HOMESTEAD, Fla. (AP) — Christopher Bell wasn’t thinking of winning the race.
Balance issues with his Toyota caused him to fall to 22nd after Stage 2 on Sunday at Homestead-Miami Speedway. But Bell took advantage of a late caution in Stage 3 and stormed from behind for his second win of the season.
“I can’t even say I was thinking of a win at any point in the day except maybe the last 10 laps,” Bell said.
Bell took the lead with 15 laps to go and held off Ryan Blaney for a win that locked him into next month’s NASCAR Championship finale.
Bell, who entered the race below the playoff cutline, will compete in his second straight championship race. He beat Blaney by 1.651 seconds Sunday and only led 26 of 267 laps in a chaotic race in which three playoff drivers did not finish.

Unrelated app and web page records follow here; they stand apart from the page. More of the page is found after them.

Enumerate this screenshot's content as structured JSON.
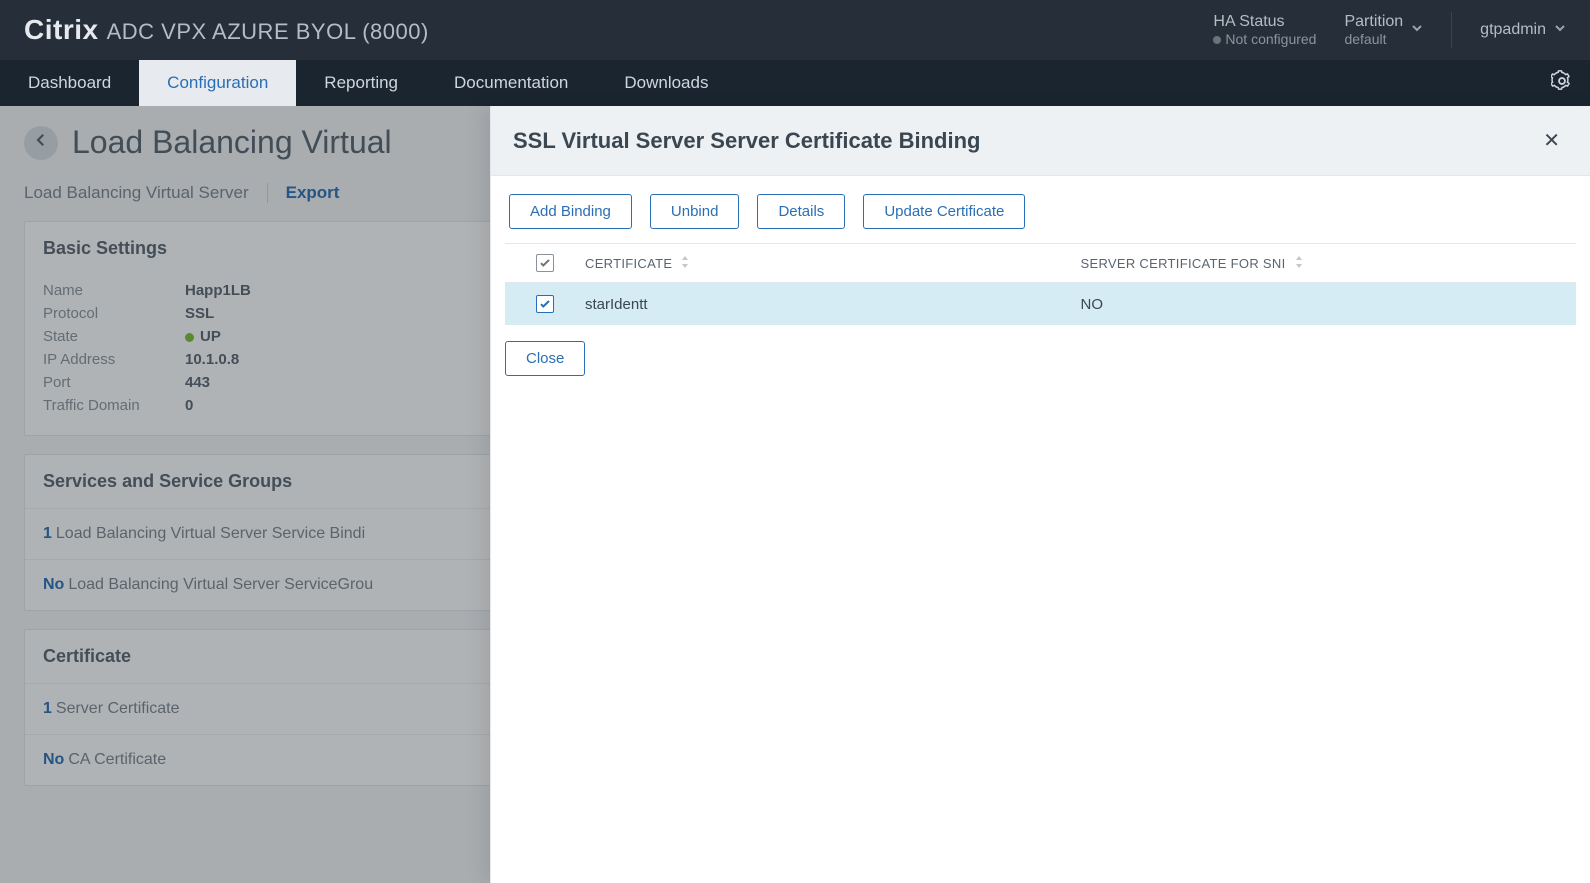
{
  "brand": {
    "name": "Citrix",
    "product": "ADC VPX AZURE BYOL (8000)"
  },
  "header": {
    "ha_label": "HA Status",
    "ha_value": "Not configured",
    "partition_label": "Partition",
    "partition_value": "default",
    "user": "gtpadmin"
  },
  "nav": {
    "dashboard": "Dashboard",
    "configuration": "Configuration",
    "reporting": "Reporting",
    "documentation": "Documentation",
    "downloads": "Downloads"
  },
  "page": {
    "title": "Load Balancing Virtual",
    "crumb1": "Load Balancing Virtual Server",
    "export": "Export",
    "basic_settings": "Basic Settings",
    "kv": {
      "name_k": "Name",
      "name_v": "Happ1LB",
      "protocol_k": "Protocol",
      "protocol_v": "SSL",
      "state_k": "State",
      "state_v": "UP",
      "ip_k": "IP Address",
      "ip_v": "10.1.0.8",
      "port_k": "Port",
      "port_v": "443",
      "td_k": "Traffic Domain",
      "td_v": "0"
    },
    "services_header": "Services and Service Groups",
    "svc1_num": "1",
    "svc1_text": "Load Balancing Virtual Server Service Bindi",
    "svc2_no": "No",
    "svc2_text": "Load Balancing Virtual Server ServiceGrou",
    "cert_header": "Certificate",
    "cert1_num": "1",
    "cert1_text": "Server Certificate",
    "cert2_no": "No",
    "cert2_text": "CA Certificate"
  },
  "sheet": {
    "title": "SSL Virtual Server Server Certificate Binding",
    "buttons": {
      "add": "Add Binding",
      "unbind": "Unbind",
      "details": "Details",
      "update": "Update Certificate",
      "close": "Close"
    },
    "columns": {
      "cert": "CERTIFICATE",
      "sni": "SERVER CERTIFICATE FOR SNI"
    },
    "rows": [
      {
        "certificate": "starIdentt",
        "sni": "NO"
      }
    ]
  }
}
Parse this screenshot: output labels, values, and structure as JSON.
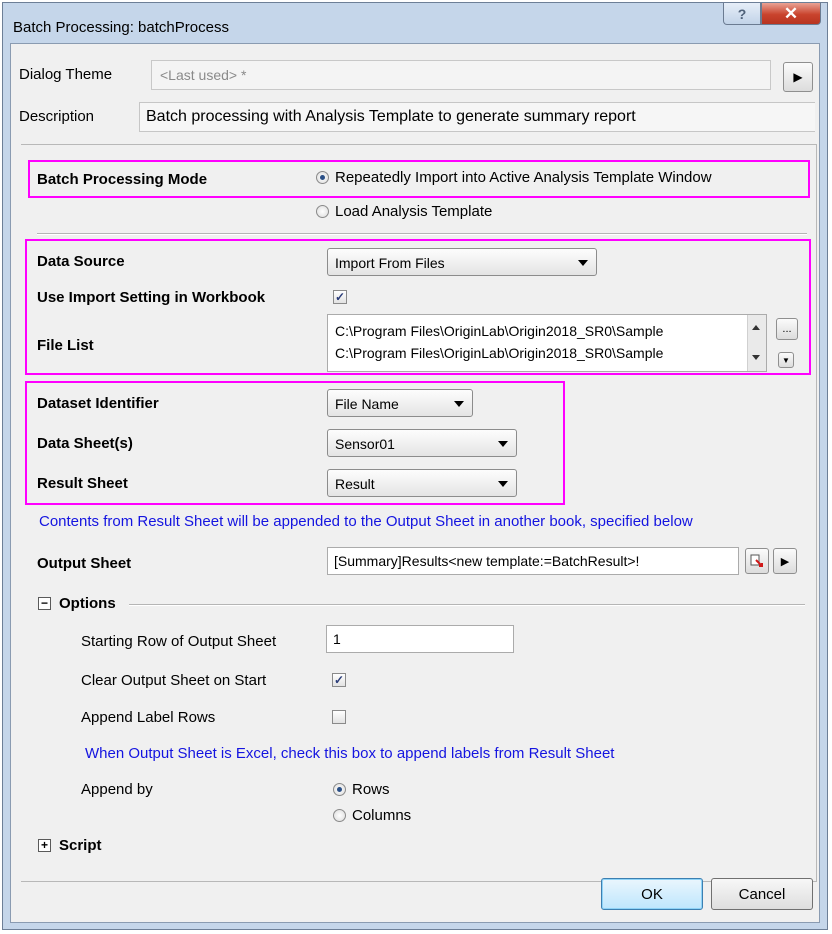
{
  "window": {
    "title": "Batch Processing: batchProcess",
    "help_label": "?",
    "close_label": "✕"
  },
  "dialog_theme": {
    "label": "Dialog Theme",
    "value": "<Last used> *",
    "arrow": "▶"
  },
  "description": {
    "label": "Description",
    "value": "Batch processing with Analysis Template to generate summary report"
  },
  "batch_mode": {
    "label": "Batch Processing Mode",
    "options": [
      "Repeatedly Import into Active Analysis Template Window",
      "Load Analysis Template"
    ],
    "selected_index": 0
  },
  "data_source": {
    "label": "Data Source",
    "value": "Import From Files"
  },
  "use_import_setting": {
    "label": "Use Import Setting in Workbook",
    "checked": true
  },
  "file_list": {
    "label": "File List",
    "files": [
      "C:\\Program Files\\OriginLab\\Origin2018_SR0\\Sample",
      "C:\\Program Files\\OriginLab\\Origin2018_SR0\\Sample"
    ],
    "browse_label": "..."
  },
  "dataset_identifier": {
    "label": "Dataset Identifier",
    "value": "File Name"
  },
  "data_sheets": {
    "label": "Data Sheet(s)",
    "value": "Sensor01"
  },
  "result_sheet": {
    "label": "Result Sheet",
    "value": "Result"
  },
  "info_text": "Contents from Result Sheet will be appended to the Output Sheet in another book, specified below",
  "output_sheet": {
    "label": "Output Sheet",
    "value": "[Summary]Results<new template:=BatchResult>!",
    "arrow": "▶"
  },
  "options": {
    "toggle": "−",
    "label": "Options",
    "starting_row": {
      "label": "Starting Row of Output Sheet",
      "value": "1"
    },
    "clear_output": {
      "label": "Clear Output Sheet on Start",
      "checked": true
    },
    "append_label_rows": {
      "label": "Append Label Rows",
      "checked": false
    },
    "excel_hint": "When Output Sheet is Excel, check this box to append labels from Result Sheet",
    "append_by": {
      "label": "Append by",
      "options": [
        "Rows",
        "Columns"
      ],
      "selected_index": 0
    }
  },
  "script": {
    "toggle": "+",
    "label": "Script"
  },
  "buttons": {
    "ok": "OK",
    "cancel": "Cancel"
  },
  "colors": {
    "highlight": "#ff00ff",
    "info_text": "#1414e0",
    "title_bar": "#c5d6ea"
  }
}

“Today was a whirlwind for sure,” said Bell, who drives the No. 20 for Joe Gibbs Racing. “To be able to overcome and to be in that bad of a spot … it was just incredible that difference a couple pit stop adjustments will do to your car. ”
There were 25 lead changes — one fewer than the track’s record of 26 set in 2011.
Blaney, who led for 53 laps, moved above the cutline — up from seventh. Tyler Reddick and William Byron finished third and fourth and are still vying for a spot in the Nov. 5 title-deciding finale.
Six drivers will compete for the remaining two spots next week in the final race of the round of eight at Martinsville Speedway.
Kyle Larson, last year’s Homestead winner, was out of the race at Lap 214 after he slammed into the pit road barriers trying to overtake Blaney for the lead. Larson was going too fast after heading into pit lane and said he didn’t expect Blaney to slow down as early as he did.
“I was just maximizing all I could,” said a frustrated Larson afterward. “I hate it for Ryan more than anything. He was doing a super good job out front. That was not my intention. I was just trying to get as close to his back bumper as I could, hopefully have a good cycle and have a better pit stop, then come out in front of him and control the race from there.”
Larson’s No. 5 Hendrick Motorsports Chevrolet clipped the rear of Blaney’s Ford, but Blaney was able to pit as the caution flag came out and continued.
Larson had been dominating the race, in which he was a favorite to win. He led for 96 laps before Blaney nudged ahead of him late in Stage 2 for the lead. That ending is largely inconsequential for Larson as far as the playoff goes. He is already locked into the finale with his victory in the opening race of the round of eight in Las Vegas.
The crash briefly made it a race between Blaney and Joe Gibbs Racing’s Denny Hamlin, who took the lead on the restart. But JJ Yeley, Brad Keselowski and Ross Chastain were all involved in a wreck seconds later, causing the caution flag to come out for the fifth time in the race, which ultimately gave Bell room to stage a comeback.
After the restart, Hamlin slammed into the wall on Turn 1 and radioed that something broke in the steering and sent him into the wall. He was out of the race with 32 laps to go in an unfortunate turn of events for Joe Gibbs Racing — Hamlin’s teammate Martin Truex Jr., another playoff driver, left with an engine issue moments later.
Both playoff drivers will look for a better outcome next week.
“We’ve still got a chance,” said owner Job Gibbs. “That’s the way we look at it. We’re going to Martinsville. It’s going to be a classic, I’m sure, but we do have a chance.”
The race was named the 4EVER 400 presented by Mobil 1 in a nod to Stewart-Haas Racing’s Kevin Harvick, who will retire from NASCAR at the end of this season after 60 career victories and three NASCAR national series championships.
Sunday was Harvick’s last race at the track where he won the NASCAR Sprint Cup championship nine years ago. He finished 11th Sunday.
RFK Racing’s Chris Buescher, who entered the race at eighth in the playoff field, had trouble with his No. 17 Ford from the start. Buescher was the only playoff driver Sunday without Stage 1 points, and his 21st-place finish puts him in a must-win situation next week at Martinsville.
Buescher dropped from seventh to eighth in the playoff standings entering the race after Blaney’s disqualification from the Las Vegas race was reversed. Buescher said Saturday that the reversal didn’t change much for him.
Grammy-winning artist and Trackhouse Racing co-owner Pitbull was the honorary pace car official. Trackhouse racing is in its third season and is home to Daniel Suarez in the No. 99 Chevrolet and Chastain driving the No. 1 Chevrolet.
“My schedule (is nothing) compared to these NASCAR drivers and what y’all got going on,” Pitbull said. “Do we relate to each other? Absolutely. Are we both hard workers? Clearly.”
NASCAR goes to Martinsville Speedway next Sunday for the final race in the round of eight. Bell is the defending race winner.